The answer must consist of every line below that holds the word "Cascadia".

Records to process —
-- -- --

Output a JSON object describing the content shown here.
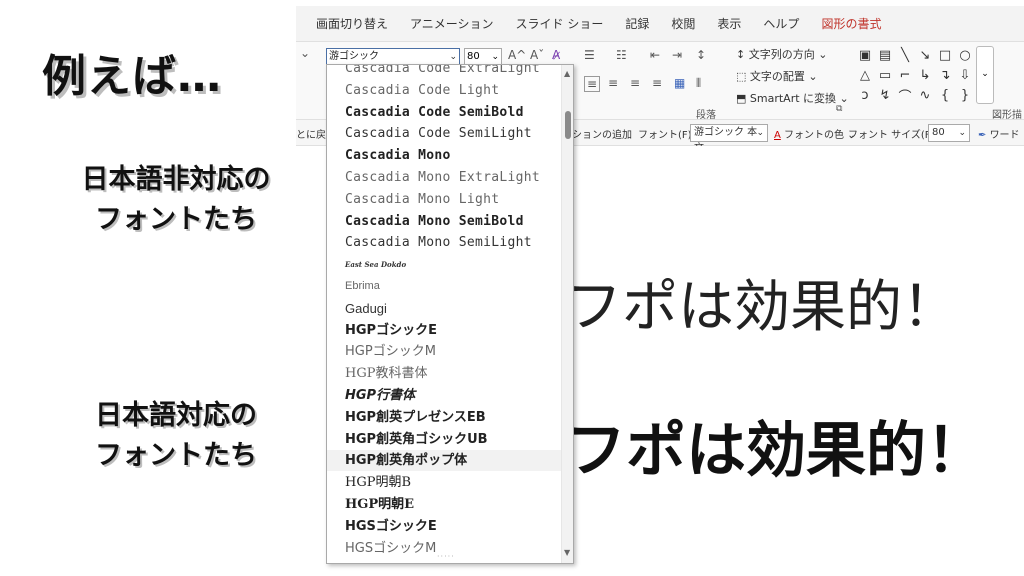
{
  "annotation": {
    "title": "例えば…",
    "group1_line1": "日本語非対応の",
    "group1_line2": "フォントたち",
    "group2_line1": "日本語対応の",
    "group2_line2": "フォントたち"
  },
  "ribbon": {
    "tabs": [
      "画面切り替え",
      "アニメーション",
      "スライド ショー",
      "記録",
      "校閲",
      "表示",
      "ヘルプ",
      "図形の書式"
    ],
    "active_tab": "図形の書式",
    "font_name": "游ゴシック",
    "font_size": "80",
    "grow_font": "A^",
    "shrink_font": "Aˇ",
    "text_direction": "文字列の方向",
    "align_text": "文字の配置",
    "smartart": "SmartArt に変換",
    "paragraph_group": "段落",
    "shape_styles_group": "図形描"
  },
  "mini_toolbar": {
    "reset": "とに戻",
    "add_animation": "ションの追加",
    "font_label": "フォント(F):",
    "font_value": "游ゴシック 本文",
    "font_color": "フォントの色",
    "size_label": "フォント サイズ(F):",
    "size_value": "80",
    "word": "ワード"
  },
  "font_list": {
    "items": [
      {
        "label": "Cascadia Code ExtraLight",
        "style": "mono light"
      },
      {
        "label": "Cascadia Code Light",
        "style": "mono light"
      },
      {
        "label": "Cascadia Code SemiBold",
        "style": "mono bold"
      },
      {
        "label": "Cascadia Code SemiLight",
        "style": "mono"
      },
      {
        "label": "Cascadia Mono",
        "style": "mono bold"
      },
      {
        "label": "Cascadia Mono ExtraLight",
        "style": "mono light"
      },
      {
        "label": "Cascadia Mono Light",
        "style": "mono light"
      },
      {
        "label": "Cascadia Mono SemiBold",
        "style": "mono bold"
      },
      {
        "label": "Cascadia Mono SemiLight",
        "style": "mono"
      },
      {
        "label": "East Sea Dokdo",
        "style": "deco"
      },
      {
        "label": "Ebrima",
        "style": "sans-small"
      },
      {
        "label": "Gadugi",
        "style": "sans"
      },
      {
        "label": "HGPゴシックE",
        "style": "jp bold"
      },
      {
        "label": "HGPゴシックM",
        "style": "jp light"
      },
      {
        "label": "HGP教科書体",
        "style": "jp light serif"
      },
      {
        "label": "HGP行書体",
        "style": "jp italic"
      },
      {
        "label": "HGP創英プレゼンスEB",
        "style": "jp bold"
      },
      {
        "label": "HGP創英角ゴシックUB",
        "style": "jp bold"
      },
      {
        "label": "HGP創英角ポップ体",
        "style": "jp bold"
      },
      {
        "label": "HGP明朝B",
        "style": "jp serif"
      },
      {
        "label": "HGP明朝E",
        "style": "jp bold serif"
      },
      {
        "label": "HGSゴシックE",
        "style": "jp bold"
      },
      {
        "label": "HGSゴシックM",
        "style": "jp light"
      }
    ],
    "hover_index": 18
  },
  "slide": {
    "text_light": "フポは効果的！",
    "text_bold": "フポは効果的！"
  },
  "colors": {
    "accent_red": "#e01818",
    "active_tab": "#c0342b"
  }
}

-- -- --

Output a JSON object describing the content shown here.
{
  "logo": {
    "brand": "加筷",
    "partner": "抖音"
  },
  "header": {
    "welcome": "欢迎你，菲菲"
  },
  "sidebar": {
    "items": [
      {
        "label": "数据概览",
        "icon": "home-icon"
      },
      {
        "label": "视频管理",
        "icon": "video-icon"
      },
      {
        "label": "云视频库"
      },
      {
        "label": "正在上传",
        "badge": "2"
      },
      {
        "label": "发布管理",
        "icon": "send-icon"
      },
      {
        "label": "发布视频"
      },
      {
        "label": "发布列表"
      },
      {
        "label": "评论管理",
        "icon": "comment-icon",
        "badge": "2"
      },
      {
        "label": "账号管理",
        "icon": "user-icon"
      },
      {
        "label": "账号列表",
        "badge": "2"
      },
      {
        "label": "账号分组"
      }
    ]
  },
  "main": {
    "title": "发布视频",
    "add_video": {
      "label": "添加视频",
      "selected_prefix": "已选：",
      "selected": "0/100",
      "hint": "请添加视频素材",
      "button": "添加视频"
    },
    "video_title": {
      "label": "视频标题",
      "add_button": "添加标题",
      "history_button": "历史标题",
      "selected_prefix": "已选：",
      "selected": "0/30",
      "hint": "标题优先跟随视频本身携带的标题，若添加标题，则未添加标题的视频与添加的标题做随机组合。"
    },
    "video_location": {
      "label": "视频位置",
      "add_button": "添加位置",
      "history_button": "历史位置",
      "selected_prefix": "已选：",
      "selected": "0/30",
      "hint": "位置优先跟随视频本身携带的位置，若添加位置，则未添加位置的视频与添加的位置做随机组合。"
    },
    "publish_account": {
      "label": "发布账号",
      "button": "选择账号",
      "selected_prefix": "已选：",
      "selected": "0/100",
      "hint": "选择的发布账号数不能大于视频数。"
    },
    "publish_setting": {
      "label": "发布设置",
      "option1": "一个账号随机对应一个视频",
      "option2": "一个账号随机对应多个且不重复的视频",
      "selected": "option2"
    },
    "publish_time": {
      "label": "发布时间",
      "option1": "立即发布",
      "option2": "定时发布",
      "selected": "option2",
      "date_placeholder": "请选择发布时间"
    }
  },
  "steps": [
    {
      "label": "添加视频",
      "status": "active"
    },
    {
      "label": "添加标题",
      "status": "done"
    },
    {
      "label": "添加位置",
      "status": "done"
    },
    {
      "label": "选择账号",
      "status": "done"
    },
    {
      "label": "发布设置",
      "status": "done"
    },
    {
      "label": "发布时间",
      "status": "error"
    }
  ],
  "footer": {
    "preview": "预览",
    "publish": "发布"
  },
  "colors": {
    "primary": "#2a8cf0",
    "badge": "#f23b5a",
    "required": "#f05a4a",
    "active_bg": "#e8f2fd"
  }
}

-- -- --

Result of the task —
        "label": "Cascadia Code ExtraLight",
        "label": "Cascadia Code Light",
        "label": "Cascadia Code SemiBold",
        "label": "Cascadia Code SemiLight",
        "label": "Cascadia Mono",
        "label": "Cascadia Mono ExtraLight",
        "label": "Cascadia Mono Light",
        "label": "Cascadia Mono SemiBold",
        "label": "Cascadia Mono SemiLight",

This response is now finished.